Saved entries

· · ·

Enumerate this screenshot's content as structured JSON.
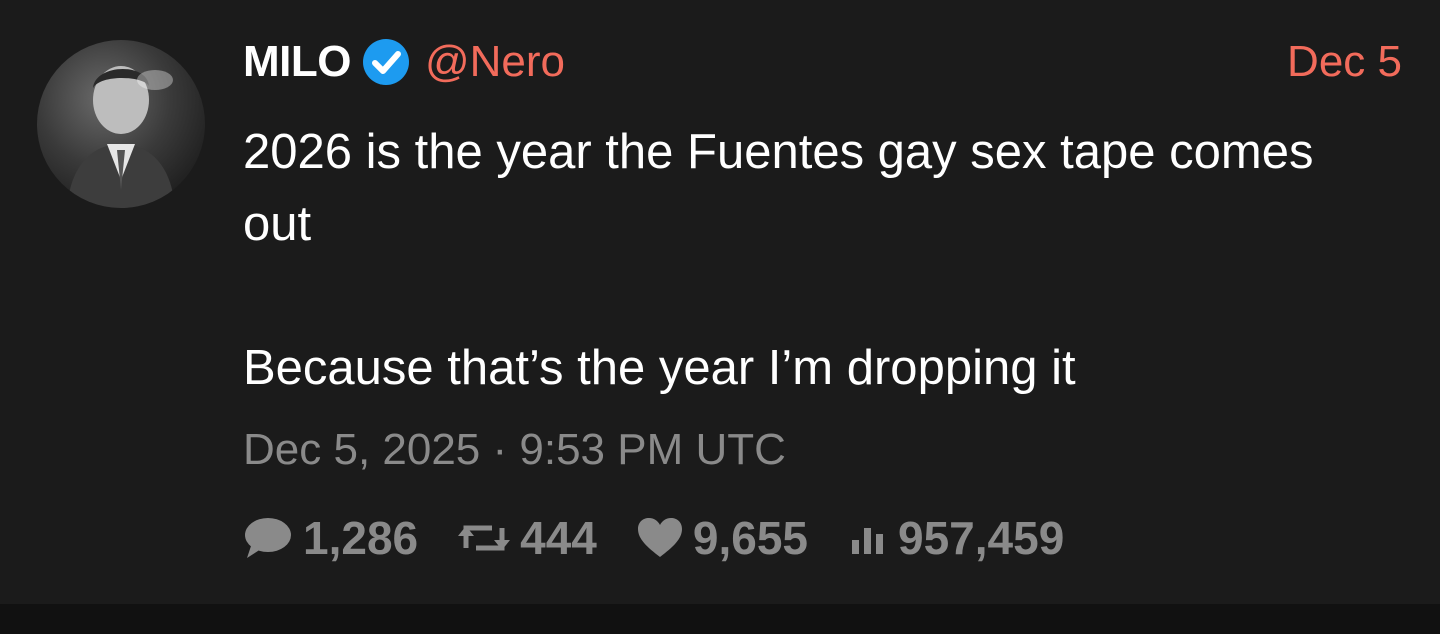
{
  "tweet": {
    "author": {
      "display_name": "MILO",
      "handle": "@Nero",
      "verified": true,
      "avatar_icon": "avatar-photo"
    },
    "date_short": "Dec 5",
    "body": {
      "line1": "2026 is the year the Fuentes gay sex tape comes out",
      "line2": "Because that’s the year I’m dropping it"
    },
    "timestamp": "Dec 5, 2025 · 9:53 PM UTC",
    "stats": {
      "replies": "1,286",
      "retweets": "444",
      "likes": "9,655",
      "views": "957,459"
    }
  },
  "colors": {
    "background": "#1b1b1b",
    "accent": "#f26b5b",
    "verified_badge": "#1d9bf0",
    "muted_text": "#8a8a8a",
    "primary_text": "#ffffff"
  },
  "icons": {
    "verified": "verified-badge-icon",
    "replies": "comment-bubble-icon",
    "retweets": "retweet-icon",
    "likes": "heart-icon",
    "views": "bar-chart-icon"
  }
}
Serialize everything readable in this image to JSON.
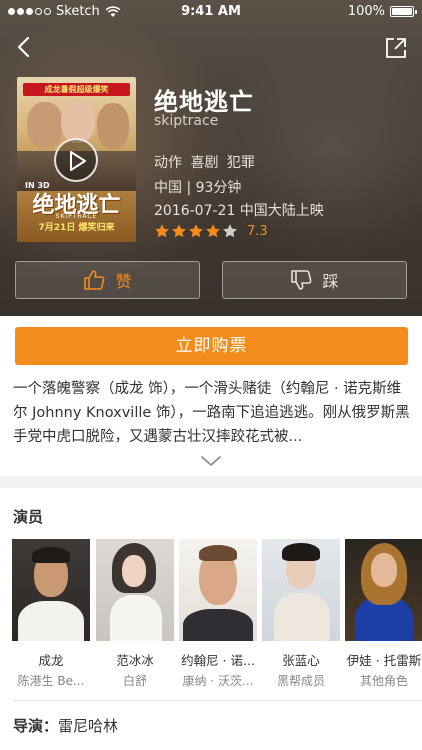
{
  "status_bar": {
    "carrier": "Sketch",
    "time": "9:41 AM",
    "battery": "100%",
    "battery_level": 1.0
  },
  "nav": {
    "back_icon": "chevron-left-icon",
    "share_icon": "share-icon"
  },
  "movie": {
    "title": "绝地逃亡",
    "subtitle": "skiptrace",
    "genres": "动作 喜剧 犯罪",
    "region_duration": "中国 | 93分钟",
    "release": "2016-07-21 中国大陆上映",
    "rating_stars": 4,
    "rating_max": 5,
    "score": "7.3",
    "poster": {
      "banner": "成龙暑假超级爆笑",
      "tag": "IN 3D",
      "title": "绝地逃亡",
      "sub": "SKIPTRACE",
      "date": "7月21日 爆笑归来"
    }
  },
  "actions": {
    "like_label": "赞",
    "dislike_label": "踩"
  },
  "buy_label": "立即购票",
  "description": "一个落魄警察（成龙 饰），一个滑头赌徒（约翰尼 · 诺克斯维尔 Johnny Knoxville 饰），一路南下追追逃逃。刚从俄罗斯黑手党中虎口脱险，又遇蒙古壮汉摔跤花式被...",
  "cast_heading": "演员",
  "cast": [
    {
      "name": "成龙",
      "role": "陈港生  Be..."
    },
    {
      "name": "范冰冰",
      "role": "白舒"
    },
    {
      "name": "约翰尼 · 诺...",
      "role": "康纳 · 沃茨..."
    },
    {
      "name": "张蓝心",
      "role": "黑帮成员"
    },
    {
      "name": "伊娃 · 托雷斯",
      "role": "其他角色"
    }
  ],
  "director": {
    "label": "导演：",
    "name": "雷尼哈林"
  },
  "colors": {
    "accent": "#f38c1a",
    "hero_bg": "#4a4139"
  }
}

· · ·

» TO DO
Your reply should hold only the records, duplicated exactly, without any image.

» TASK ANSWER
Enumerate this screenshot's content as structured JSON.
{
  "tweet": {
    "author": {
      "display_name": "MILO",
      "handle": "@Nero",
      "verified": true,
      "avatar_icon": "avatar-photo"
    },
    "date_short": "Dec 5",
    "body": {
      "line1": "2026 is the year the Fuentes gay sex tape comes out",
      "line2": "Because that’s the year I’m dropping it"
    },
    "timestamp": "Dec 5, 2025 · 9:53 PM UTC",
    "stats": {
      "replies": "1,286",
      "retweets": "444",
      "likes": "9,655",
      "views": "957,459"
    }
  },
  "colors": {
    "background": "#1b1b1b",
    "accent": "#f26b5b",
    "verified_badge": "#1d9bf0",
    "muted_text": "#8a8a8a",
    "primary_text": "#ffffff"
  },
  "icons": {
    "verified": "verified-badge-icon",
    "replies": "comment-bubble-icon",
    "retweets": "retweet-icon",
    "likes": "heart-icon",
    "views": "bar-chart-icon"
  }
}
Serialize everything readable in this image to JSON.
{
  "status_bar": {
    "carrier": "Sketch",
    "time": "9:41 AM",
    "battery": "100%",
    "battery_level": 1.0
  },
  "nav": {
    "back_icon": "chevron-left-icon",
    "share_icon": "share-icon"
  },
  "movie": {
    "title": "绝地逃亡",
    "subtitle": "skiptrace",
    "genres": "动作 喜剧 犯罪",
    "region_duration": "中国 | 93分钟",
    "release": "2016-07-21 中国大陆上映",
    "rating_stars": 4,
    "rating_max": 5,
    "score": "7.3",
    "poster": {
      "banner": "成龙暑假超级爆笑",
      "tag": "IN 3D",
      "title": "绝地逃亡",
      "sub": "SKIPTRACE",
      "date": "7月21日 爆笑归来"
    }
  },
  "actions": {
    "like_label": "赞",
    "dislike_label": "踩"
  },
  "buy_label": "立即购票",
  "description": "一个落魄警察（成龙 饰），一个滑头赌徒（约翰尼 · 诺克斯维尔 Johnny Knoxville 饰），一路南下追追逃逃。刚从俄罗斯黑手党中虎口脱险，又遇蒙古壮汉摔跤花式被...",
  "cast_heading": "演员",
  "cast": [
    {
      "name": "成龙",
      "role": "陈港生  Be..."
    },
    {
      "name": "范冰冰",
      "role": "白舒"
    },
    {
      "name": "约翰尼 · 诺...",
      "role": "康纳 · 沃茨..."
    },
    {
      "name": "张蓝心",
      "role": "黑帮成员"
    },
    {
      "name": "伊娃 · 托雷斯",
      "role": "其他角色"
    }
  ],
  "director": {
    "label": "导演：",
    "name": "雷尼哈林"
  },
  "colors": {
    "accent": "#f38c1a",
    "hero_bg": "#4a4139"
  }
}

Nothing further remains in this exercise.